• The problem:
From the entries that follow, gather each line holding the word "rows".

(Data records)
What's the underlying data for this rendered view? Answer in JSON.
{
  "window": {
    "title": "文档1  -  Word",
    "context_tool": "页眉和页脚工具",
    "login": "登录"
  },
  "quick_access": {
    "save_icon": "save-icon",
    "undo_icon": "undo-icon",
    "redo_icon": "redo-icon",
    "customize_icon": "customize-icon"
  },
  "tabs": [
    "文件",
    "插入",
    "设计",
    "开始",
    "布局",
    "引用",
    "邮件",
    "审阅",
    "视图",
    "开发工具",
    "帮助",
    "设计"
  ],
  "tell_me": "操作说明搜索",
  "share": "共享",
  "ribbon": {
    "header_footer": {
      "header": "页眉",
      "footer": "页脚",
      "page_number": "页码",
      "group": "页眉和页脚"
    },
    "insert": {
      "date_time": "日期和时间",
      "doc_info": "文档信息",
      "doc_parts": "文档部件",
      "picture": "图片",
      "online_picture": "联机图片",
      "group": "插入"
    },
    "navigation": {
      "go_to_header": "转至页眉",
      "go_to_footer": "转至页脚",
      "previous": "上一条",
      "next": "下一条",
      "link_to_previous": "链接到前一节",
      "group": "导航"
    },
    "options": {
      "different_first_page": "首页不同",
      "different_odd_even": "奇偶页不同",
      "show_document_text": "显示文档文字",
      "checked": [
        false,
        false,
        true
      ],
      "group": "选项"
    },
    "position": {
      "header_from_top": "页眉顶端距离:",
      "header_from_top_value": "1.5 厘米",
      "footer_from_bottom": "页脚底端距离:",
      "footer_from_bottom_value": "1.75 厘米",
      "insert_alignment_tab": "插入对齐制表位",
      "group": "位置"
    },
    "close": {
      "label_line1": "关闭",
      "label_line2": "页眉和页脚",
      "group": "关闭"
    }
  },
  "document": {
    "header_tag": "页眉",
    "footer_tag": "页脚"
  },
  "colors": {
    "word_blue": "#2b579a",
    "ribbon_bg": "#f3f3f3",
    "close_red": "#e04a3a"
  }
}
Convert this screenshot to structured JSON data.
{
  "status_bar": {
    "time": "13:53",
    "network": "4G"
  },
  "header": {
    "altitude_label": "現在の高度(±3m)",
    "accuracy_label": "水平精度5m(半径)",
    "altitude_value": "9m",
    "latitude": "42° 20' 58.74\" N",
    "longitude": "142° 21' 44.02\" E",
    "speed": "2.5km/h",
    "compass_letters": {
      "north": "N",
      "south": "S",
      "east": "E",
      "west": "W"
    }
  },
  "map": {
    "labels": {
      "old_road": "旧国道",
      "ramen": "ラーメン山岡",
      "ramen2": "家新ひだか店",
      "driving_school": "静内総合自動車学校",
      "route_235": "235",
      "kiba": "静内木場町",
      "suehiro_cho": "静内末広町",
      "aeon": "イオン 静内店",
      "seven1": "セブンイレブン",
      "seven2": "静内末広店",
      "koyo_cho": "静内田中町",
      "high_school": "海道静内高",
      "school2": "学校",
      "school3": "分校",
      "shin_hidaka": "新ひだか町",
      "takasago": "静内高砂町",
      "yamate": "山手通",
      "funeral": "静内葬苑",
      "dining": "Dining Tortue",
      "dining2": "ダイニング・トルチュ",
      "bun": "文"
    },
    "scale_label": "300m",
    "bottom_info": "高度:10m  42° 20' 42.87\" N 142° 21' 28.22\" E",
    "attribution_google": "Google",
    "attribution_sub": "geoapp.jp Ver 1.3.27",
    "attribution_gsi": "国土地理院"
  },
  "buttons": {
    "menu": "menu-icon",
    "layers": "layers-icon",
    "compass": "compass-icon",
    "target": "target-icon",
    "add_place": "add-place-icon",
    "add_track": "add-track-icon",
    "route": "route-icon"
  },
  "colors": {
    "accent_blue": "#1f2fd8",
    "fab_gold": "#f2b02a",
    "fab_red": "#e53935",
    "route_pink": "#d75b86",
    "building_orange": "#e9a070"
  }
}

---

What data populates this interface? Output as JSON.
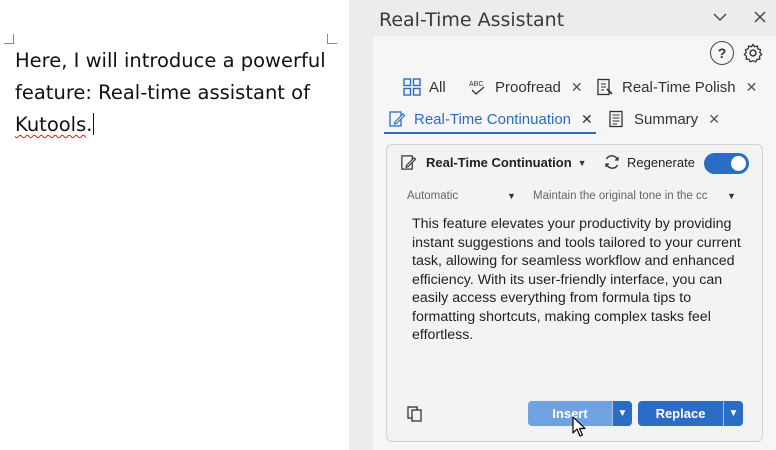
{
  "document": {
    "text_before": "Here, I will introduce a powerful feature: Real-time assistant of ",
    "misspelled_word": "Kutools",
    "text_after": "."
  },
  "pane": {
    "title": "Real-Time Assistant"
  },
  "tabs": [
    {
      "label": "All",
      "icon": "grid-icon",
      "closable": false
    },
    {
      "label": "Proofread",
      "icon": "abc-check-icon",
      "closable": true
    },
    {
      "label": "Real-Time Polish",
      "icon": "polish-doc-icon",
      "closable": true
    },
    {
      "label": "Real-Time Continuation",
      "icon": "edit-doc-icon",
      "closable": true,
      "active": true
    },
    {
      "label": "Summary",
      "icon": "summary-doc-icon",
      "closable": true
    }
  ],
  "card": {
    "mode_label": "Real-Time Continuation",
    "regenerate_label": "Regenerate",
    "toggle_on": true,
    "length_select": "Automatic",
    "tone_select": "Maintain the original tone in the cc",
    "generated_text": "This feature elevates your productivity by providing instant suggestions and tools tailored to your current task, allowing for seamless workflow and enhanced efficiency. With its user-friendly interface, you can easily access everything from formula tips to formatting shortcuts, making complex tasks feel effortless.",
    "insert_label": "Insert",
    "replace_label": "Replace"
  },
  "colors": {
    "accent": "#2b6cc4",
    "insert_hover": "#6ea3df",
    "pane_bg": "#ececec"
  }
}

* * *

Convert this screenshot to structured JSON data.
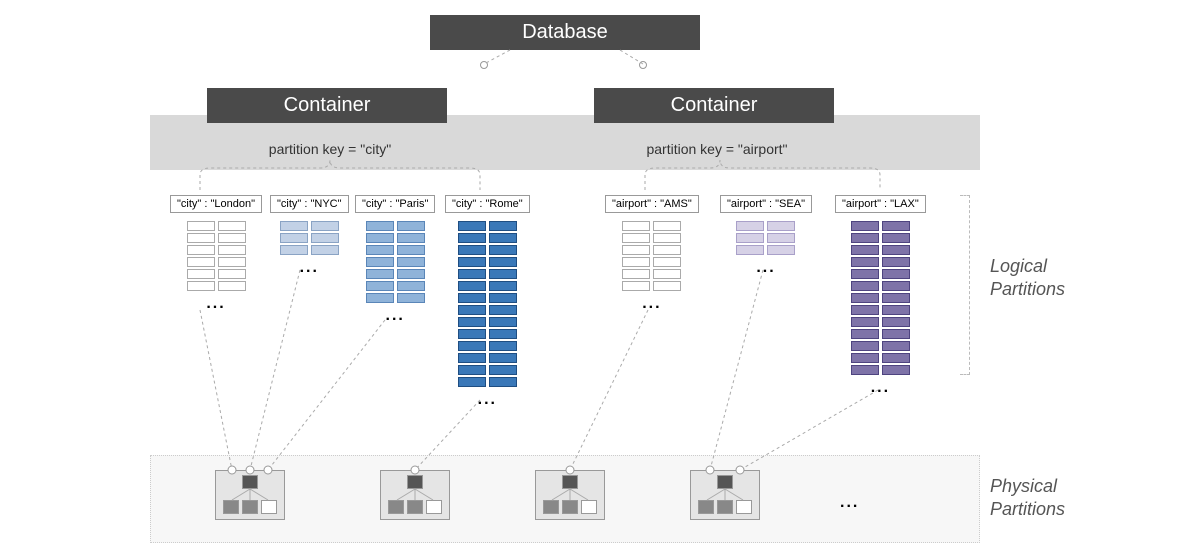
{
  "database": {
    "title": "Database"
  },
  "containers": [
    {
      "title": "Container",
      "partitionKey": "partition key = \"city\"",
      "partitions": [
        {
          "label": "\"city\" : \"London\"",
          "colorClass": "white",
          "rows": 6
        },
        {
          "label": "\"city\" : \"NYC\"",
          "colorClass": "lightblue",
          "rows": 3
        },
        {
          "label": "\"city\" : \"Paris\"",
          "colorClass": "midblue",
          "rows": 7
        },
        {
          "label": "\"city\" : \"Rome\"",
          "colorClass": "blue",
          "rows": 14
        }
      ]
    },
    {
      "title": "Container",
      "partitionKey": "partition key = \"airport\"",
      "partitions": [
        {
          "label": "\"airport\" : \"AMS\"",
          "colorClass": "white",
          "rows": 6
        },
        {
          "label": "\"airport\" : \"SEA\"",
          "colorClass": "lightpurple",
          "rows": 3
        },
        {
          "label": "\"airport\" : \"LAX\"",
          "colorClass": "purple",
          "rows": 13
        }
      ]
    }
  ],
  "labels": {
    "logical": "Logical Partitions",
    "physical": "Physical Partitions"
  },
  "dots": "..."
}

• Answer below:
          "rows": 6
          "rows": 3
          "rows": 7
          "rows": 14
          "rows": 6
          "rows": 3
          "rows": 13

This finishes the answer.